UK Data Protection Reform: The Data Protection and Digital Information (No.2) Bill

3 minute read | March.29.2023

On 8 March 2023, the UK Government’s Department for Science, Innovation and Technology introduced the new Data Protection and Digital Information (No.2) Bill (the “DPDI”) to the UK Parliament.

What is the DPDI?

The DPDI seeks to reform the UK’s existing data protection regime (including the UK GDPR, Data Protection Act 2018 and the Privacy and Electronic Communications Regulations 2003). Importantly, the DPDI will not replace these laws, but instead, it will amend and supplement the existing text in certain key areas.

What are the key areas of reform under the new DPDI?

The overarching objective behind the UK government’s data protection reform is to transition away from the EU’s “one size fits all” approach under the EU GDPR towards a more flexible, business friendly approach to data protection compliance (without sacrificing the protection afforded to individual data subjects).

In its announcement, the UK Government emphasised its ambition to unlock innovation, new technologies and business opportunities and to release businesses from “unnecessary red tape”. Below we have outlined some of the key proposed practical changes which are intended to give organisations greater flexibility when approaching privacy compliance.   

  • Definition of personal data: the DPDI proposes a “reasonableness” threshold when determining whether information directly or indirectly relates to an individual. Meaning that whether information that is deemed “personal data” will be determined on whether the individual is identifiable by reasonable means at the time of processing; or whether the organisation ought to reasonably know that another person could identify that individual by reasonable means at the time of processing.
  • Legitimate interests: the DPDI seeks to provide further clarification around processing situations which would be deemed necessary for an organisation’s legitimate interests. It now includes some practical examples which are more common in businesses, for example, processing that is necessary for (a) direct marketing, (b) intra-group transmission of personal data for internal administrative purposes and (c) for ensuring security of networks and systems.

  • Purpose limitation: the DPDI sets out several instances where organisations may conduct further processing of personal data that it has already collected so as to encourage innovation. The examples include scientific or historical research, archiving in the public interest and statistical purposes.
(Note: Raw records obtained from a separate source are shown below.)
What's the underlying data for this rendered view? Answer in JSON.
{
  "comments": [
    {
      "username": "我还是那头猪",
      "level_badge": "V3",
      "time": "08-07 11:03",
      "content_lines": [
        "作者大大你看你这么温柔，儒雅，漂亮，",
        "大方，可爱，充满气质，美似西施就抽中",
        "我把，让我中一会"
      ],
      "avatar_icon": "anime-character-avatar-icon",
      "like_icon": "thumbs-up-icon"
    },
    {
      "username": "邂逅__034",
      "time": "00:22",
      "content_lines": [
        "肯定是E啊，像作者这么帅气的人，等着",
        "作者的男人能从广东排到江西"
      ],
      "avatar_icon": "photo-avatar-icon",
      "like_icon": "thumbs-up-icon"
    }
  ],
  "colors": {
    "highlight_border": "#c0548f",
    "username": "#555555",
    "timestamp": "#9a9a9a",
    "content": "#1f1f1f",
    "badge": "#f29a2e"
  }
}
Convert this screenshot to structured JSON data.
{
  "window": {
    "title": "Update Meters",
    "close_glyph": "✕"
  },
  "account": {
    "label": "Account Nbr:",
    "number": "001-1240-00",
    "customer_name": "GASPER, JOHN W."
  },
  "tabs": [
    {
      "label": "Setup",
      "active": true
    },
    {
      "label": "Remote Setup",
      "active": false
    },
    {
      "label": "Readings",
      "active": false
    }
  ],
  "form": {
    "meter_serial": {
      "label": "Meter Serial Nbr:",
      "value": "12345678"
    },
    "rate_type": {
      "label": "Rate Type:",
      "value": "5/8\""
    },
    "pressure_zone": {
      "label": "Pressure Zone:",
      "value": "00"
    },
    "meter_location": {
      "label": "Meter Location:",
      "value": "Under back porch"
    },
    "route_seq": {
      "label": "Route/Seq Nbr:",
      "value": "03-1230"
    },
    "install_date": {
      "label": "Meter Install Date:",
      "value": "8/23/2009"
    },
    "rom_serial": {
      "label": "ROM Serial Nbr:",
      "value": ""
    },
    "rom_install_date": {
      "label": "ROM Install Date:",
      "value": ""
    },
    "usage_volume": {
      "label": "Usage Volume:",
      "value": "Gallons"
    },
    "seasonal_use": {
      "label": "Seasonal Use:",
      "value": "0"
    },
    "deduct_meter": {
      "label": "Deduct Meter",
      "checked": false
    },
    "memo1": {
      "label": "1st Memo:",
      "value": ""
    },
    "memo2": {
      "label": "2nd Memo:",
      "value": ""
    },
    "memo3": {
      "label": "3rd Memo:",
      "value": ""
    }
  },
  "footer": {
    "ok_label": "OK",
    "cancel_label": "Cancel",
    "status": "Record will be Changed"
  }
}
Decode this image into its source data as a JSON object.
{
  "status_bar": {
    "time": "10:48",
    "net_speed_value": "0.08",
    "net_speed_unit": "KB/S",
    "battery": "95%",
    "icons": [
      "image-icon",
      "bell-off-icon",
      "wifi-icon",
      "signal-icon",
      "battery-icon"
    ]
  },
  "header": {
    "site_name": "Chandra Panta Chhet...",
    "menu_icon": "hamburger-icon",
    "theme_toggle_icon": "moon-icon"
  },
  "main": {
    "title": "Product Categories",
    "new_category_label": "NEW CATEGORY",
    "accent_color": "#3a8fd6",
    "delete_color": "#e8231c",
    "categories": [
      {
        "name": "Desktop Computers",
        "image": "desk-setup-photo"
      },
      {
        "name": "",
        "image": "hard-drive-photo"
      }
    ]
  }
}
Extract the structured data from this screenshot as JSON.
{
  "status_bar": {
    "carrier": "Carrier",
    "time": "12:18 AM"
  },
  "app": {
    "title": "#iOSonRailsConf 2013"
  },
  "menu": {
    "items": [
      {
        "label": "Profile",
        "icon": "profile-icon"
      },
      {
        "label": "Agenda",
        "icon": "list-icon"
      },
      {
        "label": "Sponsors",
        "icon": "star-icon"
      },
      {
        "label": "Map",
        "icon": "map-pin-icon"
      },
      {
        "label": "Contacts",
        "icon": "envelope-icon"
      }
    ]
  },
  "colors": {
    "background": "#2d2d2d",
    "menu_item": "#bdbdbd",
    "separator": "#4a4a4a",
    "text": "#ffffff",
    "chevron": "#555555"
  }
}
  • Definition of research: the DPDI provides clarity over the circumstances in which processing will be considered “research” and shall include (i) scientific research, whether carried out as a commercial or non-commercial activity, (ii) processing for technological development or (iii) a study on public health.

  • Data subject requests: organisations will be able to refuse data subject requests in instances where the controller deems them to be “vexatious or excessive.”

  • Record of processing activities: the DPDI proposes that a ROPA will only be required in instances where the controller carries out high-risk processing.

  • Data protection impact assessment: will be replaced with an “assessment of high-risk processing” and will only be required in instances of high-risk processing.
  • Simplifying cookie banners: the DPDI proposes to expand the instances where organisations can use cookies (or similar technologies) without the user’s prior consent, including:
    • Analytics cookies used for statistical purposes (i.e., to make improvements to the service);
    • To enhance functionality of the service;
    • To provide security updates to software;

    (Note that organisations will be required to give users the right to object to the above use cases, but they will no longer be required to obtain prior consent)

    • In emergency situations, where the geographical position of the user is to be obtained for emergency assistance.

  • Strictly Necessary Exemption: the DPDI also outlines additional examples of when cookies could be considered strictly necessary, such as:
    • Protection of information provided in connection with the service requested;
    • To ensure security of the user’s device;
    • To detect fraud;
    • To prevent or detect technical faults;
    • To authenticate the identity of a user; or
    • Maintain a record of user selections on the service.

What happens next?

In the next few weeks, the DPDI will progress to the second reading stage in the UK Parliament. It will be examined in further detail by Parliament and relevant subject experts and may undergo further changes.